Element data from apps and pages
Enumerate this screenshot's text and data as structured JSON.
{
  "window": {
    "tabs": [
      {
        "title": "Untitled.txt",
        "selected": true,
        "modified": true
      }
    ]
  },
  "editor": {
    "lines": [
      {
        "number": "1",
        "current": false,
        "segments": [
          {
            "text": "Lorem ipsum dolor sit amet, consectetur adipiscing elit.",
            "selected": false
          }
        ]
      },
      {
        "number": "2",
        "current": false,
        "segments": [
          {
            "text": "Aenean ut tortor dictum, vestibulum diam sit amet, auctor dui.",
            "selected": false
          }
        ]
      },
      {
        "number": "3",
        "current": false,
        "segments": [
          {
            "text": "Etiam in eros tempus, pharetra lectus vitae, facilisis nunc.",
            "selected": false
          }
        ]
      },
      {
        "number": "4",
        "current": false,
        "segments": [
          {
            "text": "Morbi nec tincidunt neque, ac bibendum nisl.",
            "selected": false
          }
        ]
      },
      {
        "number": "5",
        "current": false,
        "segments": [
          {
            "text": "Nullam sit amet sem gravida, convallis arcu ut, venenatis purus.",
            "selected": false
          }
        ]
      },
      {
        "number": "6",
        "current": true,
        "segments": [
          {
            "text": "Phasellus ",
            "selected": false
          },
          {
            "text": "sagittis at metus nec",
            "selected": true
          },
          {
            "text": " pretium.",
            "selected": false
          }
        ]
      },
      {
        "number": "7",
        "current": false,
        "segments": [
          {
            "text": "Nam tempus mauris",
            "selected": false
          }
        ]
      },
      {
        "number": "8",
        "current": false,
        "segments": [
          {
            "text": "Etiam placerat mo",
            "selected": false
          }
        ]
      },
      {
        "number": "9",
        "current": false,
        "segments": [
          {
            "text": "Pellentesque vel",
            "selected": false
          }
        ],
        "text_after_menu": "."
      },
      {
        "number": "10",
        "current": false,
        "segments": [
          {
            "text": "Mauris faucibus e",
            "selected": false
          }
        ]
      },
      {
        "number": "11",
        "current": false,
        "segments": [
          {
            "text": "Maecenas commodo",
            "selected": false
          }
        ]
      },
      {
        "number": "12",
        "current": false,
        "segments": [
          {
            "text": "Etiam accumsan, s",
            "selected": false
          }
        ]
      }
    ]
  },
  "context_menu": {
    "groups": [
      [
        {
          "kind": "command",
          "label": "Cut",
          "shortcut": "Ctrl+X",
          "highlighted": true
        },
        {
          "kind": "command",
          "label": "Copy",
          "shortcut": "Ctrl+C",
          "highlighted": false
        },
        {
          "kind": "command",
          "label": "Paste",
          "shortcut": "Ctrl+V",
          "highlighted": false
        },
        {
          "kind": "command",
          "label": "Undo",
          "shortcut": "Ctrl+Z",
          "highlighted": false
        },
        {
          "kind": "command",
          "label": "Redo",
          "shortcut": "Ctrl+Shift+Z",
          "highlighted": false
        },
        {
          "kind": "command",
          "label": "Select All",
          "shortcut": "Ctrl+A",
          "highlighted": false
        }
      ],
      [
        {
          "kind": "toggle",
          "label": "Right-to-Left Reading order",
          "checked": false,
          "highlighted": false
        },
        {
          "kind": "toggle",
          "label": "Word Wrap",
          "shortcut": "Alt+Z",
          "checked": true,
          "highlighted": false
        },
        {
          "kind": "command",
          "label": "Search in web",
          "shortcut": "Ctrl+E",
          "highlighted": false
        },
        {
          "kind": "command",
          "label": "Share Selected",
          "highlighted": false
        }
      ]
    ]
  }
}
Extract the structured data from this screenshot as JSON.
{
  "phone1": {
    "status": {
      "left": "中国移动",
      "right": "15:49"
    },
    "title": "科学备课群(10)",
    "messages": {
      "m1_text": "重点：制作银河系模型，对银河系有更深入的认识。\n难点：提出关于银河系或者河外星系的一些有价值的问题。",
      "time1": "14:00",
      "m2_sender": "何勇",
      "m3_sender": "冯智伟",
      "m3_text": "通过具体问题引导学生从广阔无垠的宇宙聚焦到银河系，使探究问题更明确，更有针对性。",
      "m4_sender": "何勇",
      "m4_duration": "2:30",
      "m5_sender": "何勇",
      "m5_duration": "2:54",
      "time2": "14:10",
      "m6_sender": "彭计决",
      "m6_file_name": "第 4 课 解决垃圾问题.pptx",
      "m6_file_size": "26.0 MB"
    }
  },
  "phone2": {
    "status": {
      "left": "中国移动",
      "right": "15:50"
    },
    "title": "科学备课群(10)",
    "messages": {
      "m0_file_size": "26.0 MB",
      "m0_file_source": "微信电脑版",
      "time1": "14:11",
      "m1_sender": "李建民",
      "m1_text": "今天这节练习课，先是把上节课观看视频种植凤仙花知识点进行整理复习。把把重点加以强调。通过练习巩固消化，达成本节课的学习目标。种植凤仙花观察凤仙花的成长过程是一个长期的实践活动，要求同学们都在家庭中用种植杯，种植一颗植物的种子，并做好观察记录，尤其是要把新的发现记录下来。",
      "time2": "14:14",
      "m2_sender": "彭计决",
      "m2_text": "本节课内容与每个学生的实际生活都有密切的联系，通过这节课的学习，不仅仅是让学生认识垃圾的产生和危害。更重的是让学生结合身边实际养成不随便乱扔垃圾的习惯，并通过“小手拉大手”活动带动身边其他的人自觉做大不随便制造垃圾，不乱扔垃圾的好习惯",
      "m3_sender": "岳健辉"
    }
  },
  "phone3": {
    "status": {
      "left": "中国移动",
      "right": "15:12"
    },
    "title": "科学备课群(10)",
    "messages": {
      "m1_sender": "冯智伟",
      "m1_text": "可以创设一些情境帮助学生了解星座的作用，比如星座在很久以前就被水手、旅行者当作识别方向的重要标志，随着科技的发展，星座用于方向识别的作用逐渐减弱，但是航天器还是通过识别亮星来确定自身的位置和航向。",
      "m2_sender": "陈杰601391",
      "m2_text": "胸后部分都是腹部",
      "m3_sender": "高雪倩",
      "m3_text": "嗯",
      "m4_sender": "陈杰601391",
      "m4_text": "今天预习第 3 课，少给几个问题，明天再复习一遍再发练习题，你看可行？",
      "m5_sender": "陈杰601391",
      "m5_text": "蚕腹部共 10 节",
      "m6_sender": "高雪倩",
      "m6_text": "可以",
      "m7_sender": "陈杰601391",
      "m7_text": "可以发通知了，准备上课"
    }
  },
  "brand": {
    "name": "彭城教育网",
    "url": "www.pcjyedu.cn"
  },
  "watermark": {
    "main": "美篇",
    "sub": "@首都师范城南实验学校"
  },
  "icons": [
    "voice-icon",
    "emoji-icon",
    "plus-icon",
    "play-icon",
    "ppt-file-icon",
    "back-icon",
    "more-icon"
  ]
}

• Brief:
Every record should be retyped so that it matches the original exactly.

• Exercise solution:
Enumerate this screenshot's text and data as structured JSON.
{
  "window": {
    "tabs": [
      {
        "title": "Untitled.txt",
        "selected": true,
        "modified": true
      }
    ]
  },
  "editor": {
    "lines": [
      {
        "number": "1",
        "current": false,
        "segments": [
          {
            "text": "Lorem ipsum dolor sit amet, consectetur adipiscing elit.",
            "selected": false
          }
        ]
      },
      {
        "number": "2",
        "current": false,
        "segments": [
          {
            "text": "Aenean ut tortor dictum, vestibulum diam sit amet, auctor dui.",
            "selected": false
          }
        ]
      },
      {
        "number": "3",
        "current": false,
        "segments": [
          {
            "text": "Etiam in eros tempus, pharetra lectus vitae, facilisis nunc.",
            "selected": false
          }
        ]
      },
      {
        "number": "4",
        "current": false,
        "segments": [
          {
            "text": "Morbi nec tincidunt neque, ac bibendum nisl.",
            "selected": false
          }
        ]
      },
      {
        "number": "5",
        "current": false,
        "segments": [
          {
            "text": "Nullam sit amet sem gravida, convallis arcu ut, venenatis purus.",
            "selected": false
          }
        ]
      },
      {
        "number": "6",
        "current": true,
        "segments": [
          {
            "text": "Phasellus ",
            "selected": false
          },
          {
            "text": "sagittis at metus nec",
            "selected": true
          },
          {
            "text": " pretium.",
            "selected": false
          }
        ]
      },
      {
        "number": "7",
        "current": false,
        "segments": [
          {
            "text": "Nam tempus mauris",
            "selected": false
          }
        ]
      },
      {
        "number": "8",
        "current": false,
        "segments": [
          {
            "text": "Etiam placerat mo",
            "selected": false
          }
        ]
      },
      {
        "number": "9",
        "current": false,
        "segments": [
          {
            "text": "Pellentesque vel",
            "selected": false
          }
        ],
        "text_after_menu": "."
      },
      {
        "number": "10",
        "current": false,
        "segments": [
          {
            "text": "Mauris faucibus e",
            "selected": false
          }
        ]
      },
      {
        "number": "11",
        "current": false,
        "segments": [
          {
            "text": "Maecenas commodo",
            "selected": false
          }
        ]
      },
      {
        "number": "12",
        "current": false,
        "segments": [
          {
            "text": "Etiam accumsan, s",
            "selected": false
          }
        ]
      }
    ]
  },
  "context_menu": {
    "groups": [
      [
        {
          "kind": "command",
          "label": "Cut",
          "shortcut": "Ctrl+X",
          "highlighted": true
        },
        {
          "kind": "command",
          "label": "Copy",
          "shortcut": "Ctrl+C",
          "highlighted": false
        },
        {
          "kind": "command",
          "label": "Paste",
          "shortcut": "Ctrl+V",
          "highlighted": false
        },
        {
          "kind": "command",
          "label": "Undo",
          "shortcut": "Ctrl+Z",
          "highlighted": false
        },
        {
          "kind": "command",
          "label": "Redo",
          "shortcut": "Ctrl+Shift+Z",
          "highlighted": false
        },
        {
          "kind": "command",
          "label": "Select All",
          "shortcut": "Ctrl+A",
          "highlighted": false
        }
      ],
      [
        {
          "kind": "toggle",
          "label": "Right-to-Left Reading order",
          "checked": false,
          "highlighted": false
        },
        {
          "kind": "toggle",
          "label": "Word Wrap",
          "shortcut": "Alt+Z",
          "checked": true,
          "highlighted": false
        },
        {
          "kind": "command",
          "label": "Search in web",
          "shortcut": "Ctrl+E",
          "highlighted": false
        },
        {
          "kind": "command",
          "label": "Share Selected",
          "highlighted": false
        }
      ]
    ]
  }
}
Extract the structured data from this screenshot as JSON.
{
  "phone1": {
    "status": {
      "left": "中国移动",
      "right": "15:49"
    },
    "title": "科学备课群(10)",
    "messages": {
      "m1_text": "重点：制作银河系模型，对银河系有更深入的认识。\n难点：提出关于银河系或者河外星系的一些有价值的问题。",
      "time1": "14:00",
      "m2_sender": "何勇",
      "m3_sender": "冯智伟",
      "m3_text": "通过具体问题引导学生从广阔无垠的宇宙聚焦到银河系，使探究问题更明确，更有针对性。",
      "m4_sender": "何勇",
      "m4_duration": "2:30",
      "m5_sender": "何勇",
      "m5_duration": "2:54",
      "time2": "14:10",
      "m6_sender": "彭计决",
      "m6_file_name": "第 4 课 解决垃圾问题.pptx",
      "m6_file_size": "26.0 MB"
    }
  },
  "phone2": {
    "status": {
      "left": "中国移动",
      "right": "15:50"
    },
    "title": "科学备课群(10)",
    "messages": {
      "m0_file_size": "26.0 MB",
      "m0_file_source": "微信电脑版",
      "time1": "14:11",
      "m1_sender": "李建民",
      "m1_text": "今天这节练习课，先是把上节课观看视频种植凤仙花知识点进行整理复习。把把重点加以强调。通过练习巩固消化，达成本节课的学习目标。种植凤仙花观察凤仙花的成长过程是一个长期的实践活动，要求同学们都在家庭中用种植杯，种植一颗植物的种子，并做好观察记录，尤其是要把新的发现记录下来。",
      "time2": "14:14",
      "m2_sender": "彭计决",
      "m2_text": "本节课内容与每个学生的实际生活都有密切的联系，通过这节课的学习，不仅仅是让学生认识垃圾的产生和危害。更重的是让学生结合身边实际养成不随便乱扔垃圾的习惯，并通过“小手拉大手”活动带动身边其他的人自觉做大不随便制造垃圾，不乱扔垃圾的好习惯",
      "m3_sender": "岳健辉"
    }
  },
  "phone3": {
    "status": {
      "left": "中国移动",
      "right": "15:12"
    },
    "title": "科学备课群(10)",
    "messages": {
      "m1_sender": "冯智伟",
      "m1_text": "可以创设一些情境帮助学生了解星座的作用，比如星座在很久以前就被水手、旅行者当作识别方向的重要标志，随着科技的发展，星座用于方向识别的作用逐渐减弱，但是航天器还是通过识别亮星来确定自身的位置和航向。",
      "m2_sender": "陈杰601391",
      "m2_text": "胸后部分都是腹部",
      "m3_sender": "高雪倩",
      "m3_text": "嗯",
      "m4_sender": "陈杰601391",
      "m4_text": "今天预习第 3 课，少给几个问题，明天再复习一遍再发练习题，你看可行？",
      "m5_sender": "陈杰601391",
      "m5_text": "蚕腹部共 10 节",
      "m6_sender": "高雪倩",
      "m6_text": "可以",
      "m7_sender": "陈杰601391",
      "m7_text": "可以发通知了，准备上课"
    }
  },
  "brand": {
    "name": "彭城教育网",
    "url": "www.pcjyedu.cn"
  },
  "watermark": {
    "main": "美篇",
    "sub": "@首都师范城南实验学校"
  },
  "icons": [
    "voice-icon",
    "emoji-icon",
    "plus-icon",
    "play-icon",
    "ppt-file-icon",
    "back-icon",
    "more-icon"
  ]
}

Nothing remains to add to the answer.